Mbali is in first row, third from left.
The 2019 Encampers were encouraged to choose an issue they felt strongly about and create steps to address it — an action plan. Over the three weeks of the program, Encampers looked at different issues, particularly the structural basis of and different kinds of discrimination, and observed successful social justice strategies first-hand. Mbali and a fellow Encamper chose micro-aggressions and decided to take a long view of the situation and provide guidance to institutions to make change that could be sustained, rather than a one-time discussion or conference. Working from their mission statement, “Aiding predominantly White institutions with information and guidance for cultivating sustainable change,” they came up with ideas and started assembling the pieces. “It’s like putting a puzzle together,” Mbali said.
While at the 2019 Encampment, she and her co-creator realized that they had a lot in common — including attending predominantly white boarding schools. The issue they would set out to address became clear when they started discussing micro-aggressions that had happened to them or they had witnessed. For instance, being asked by a stranger, “Can I touch your hair?” or being asked to represent an entire group of people in discussions at school.
These young women both want to facilitate conversations about privilege and racial bias on school campuses. Mbali explained, “These young people will be leading organizations in the future, and they need to develop a voice today. We have noticed in the last few years that there is more of a divide. Kids interested in talking about racism find it uncomfortable and difficult, and it’s hard for schools to go about changing flaws in the system without information.”
During COVID-19, they decided to focus on their in-progress website “Social Awareness for Change.” It contains resources for improving the social climate so these conversations can take place, eliminating structural discrimination and enhancing individual well-being. They have gathered articles and videos from a variety of sources that address the kinds of issues inherent in these institutions.
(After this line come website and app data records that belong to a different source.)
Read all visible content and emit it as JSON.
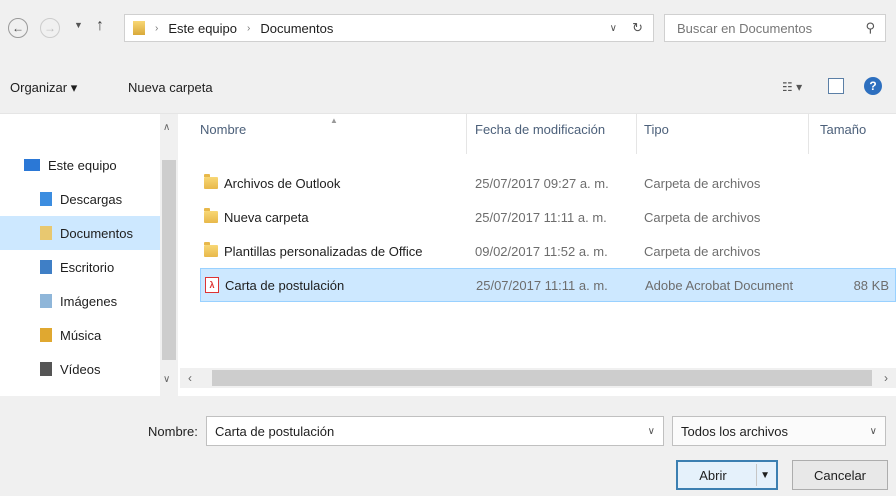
{
  "address": {
    "crumbs": [
      "Este equipo",
      "Documentos"
    ],
    "search_placeholder": "Buscar en Documentos"
  },
  "toolbar": {
    "organize_label": "Organizar ▾",
    "new_folder_label": "Nueva carpeta"
  },
  "sidebar": {
    "items": [
      {
        "label": "Este equipo"
      },
      {
        "label": "Descargas"
      },
      {
        "label": "Documentos"
      },
      {
        "label": "Escritorio"
      },
      {
        "label": "Imágenes"
      },
      {
        "label": "Música"
      },
      {
        "label": "Vídeos"
      }
    ]
  },
  "columns": {
    "name": "Nombre",
    "date": "Fecha de modificación",
    "type": "Tipo",
    "size": "Tamaño"
  },
  "files": [
    {
      "name": "Archivos de Outlook",
      "date": "25/07/2017 09:27 a. m.",
      "type": "Carpeta de archivos",
      "size": ""
    },
    {
      "name": "Nueva carpeta",
      "date": "25/07/2017 11:11 a. m.",
      "type": "Carpeta de archivos",
      "size": ""
    },
    {
      "name": "Plantillas personalizadas de Office",
      "date": "09/02/2017 11:52 a. m.",
      "type": "Carpeta de archivos",
      "size": ""
    },
    {
      "name": "Carta de postulación",
      "date": "25/07/2017 11:11 a. m.",
      "type": "Adobe Acrobat Document",
      "size": "88 KB"
    }
  ],
  "footer": {
    "filename_label": "Nombre:",
    "filename_value": "Carta de postulación",
    "filter_value": "Todos los archivos",
    "open_label": "Abrir",
    "cancel_label": "Cancelar"
  },
  "colors": {
    "selection": "#cde8ff",
    "accent": "#3c7fb1"
  }
}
These hard-working young women have also constructed a series of interactive workshops exploring these issues and a resource list of websites, podcasts and social media. There is also a social media campaign to reach young people through the website. It will include survey questions similar to Buzzfeed quizzes: short, with lots of visuals. The answers to the questions would point the students to the topics that would be most beneficial to their schools.
We asked Mbali, “What resources would be helpful to you?” and she replied, “Adult allies — teachers and other adults to help in making contacts in schools so we can bring our resources to them.”